§ WHAT THIS TASK INVOLVES
Across the entries below, tally every line that holds the word "icon". Give only the tally.
EXERCISE DATA START
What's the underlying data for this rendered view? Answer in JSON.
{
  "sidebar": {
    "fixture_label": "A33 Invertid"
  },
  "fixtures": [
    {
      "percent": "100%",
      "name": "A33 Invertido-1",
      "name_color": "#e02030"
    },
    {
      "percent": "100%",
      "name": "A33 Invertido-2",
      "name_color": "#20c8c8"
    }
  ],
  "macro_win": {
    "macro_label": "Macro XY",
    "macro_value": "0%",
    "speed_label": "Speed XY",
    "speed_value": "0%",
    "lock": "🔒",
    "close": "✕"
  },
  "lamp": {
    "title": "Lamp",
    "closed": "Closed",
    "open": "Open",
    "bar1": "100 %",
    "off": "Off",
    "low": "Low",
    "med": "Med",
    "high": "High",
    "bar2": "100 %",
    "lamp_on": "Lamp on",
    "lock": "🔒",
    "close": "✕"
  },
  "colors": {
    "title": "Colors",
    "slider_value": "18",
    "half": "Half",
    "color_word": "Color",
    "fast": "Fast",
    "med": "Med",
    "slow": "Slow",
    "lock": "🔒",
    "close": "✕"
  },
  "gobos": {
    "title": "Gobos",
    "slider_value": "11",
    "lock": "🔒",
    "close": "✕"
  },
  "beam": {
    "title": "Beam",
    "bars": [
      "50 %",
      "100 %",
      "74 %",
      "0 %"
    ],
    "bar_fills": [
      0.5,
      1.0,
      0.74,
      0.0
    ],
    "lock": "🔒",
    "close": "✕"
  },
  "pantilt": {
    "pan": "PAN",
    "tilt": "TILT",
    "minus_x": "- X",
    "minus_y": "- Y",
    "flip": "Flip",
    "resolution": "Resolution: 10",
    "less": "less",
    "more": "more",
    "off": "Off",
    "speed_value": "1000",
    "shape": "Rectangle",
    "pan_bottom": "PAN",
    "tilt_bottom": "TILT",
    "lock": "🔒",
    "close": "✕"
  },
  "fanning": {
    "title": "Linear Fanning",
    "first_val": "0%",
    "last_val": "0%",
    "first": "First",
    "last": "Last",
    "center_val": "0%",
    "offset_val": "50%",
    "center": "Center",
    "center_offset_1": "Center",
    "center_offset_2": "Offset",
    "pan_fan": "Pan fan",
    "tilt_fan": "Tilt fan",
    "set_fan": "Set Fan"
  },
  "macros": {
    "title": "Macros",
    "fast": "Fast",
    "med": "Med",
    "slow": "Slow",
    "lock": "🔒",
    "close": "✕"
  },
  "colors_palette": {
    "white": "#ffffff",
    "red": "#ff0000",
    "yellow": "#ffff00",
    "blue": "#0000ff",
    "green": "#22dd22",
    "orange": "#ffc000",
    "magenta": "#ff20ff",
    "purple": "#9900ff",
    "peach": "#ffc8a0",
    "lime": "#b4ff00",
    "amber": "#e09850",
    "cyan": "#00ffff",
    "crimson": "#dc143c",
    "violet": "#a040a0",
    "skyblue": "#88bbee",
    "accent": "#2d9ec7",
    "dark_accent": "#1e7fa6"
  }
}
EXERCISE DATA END
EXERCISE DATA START
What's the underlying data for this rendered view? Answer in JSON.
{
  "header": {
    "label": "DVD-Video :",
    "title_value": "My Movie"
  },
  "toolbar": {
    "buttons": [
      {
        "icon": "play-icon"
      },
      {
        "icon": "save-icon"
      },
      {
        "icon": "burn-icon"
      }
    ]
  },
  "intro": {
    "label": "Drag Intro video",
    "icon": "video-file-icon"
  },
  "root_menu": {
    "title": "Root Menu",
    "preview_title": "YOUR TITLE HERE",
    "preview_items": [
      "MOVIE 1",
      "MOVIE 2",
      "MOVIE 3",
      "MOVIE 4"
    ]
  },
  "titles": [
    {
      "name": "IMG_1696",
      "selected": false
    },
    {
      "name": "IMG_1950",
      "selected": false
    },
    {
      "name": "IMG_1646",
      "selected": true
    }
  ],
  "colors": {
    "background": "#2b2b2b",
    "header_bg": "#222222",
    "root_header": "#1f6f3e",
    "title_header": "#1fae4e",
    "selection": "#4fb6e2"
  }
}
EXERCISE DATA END
§ THE ANSWER
4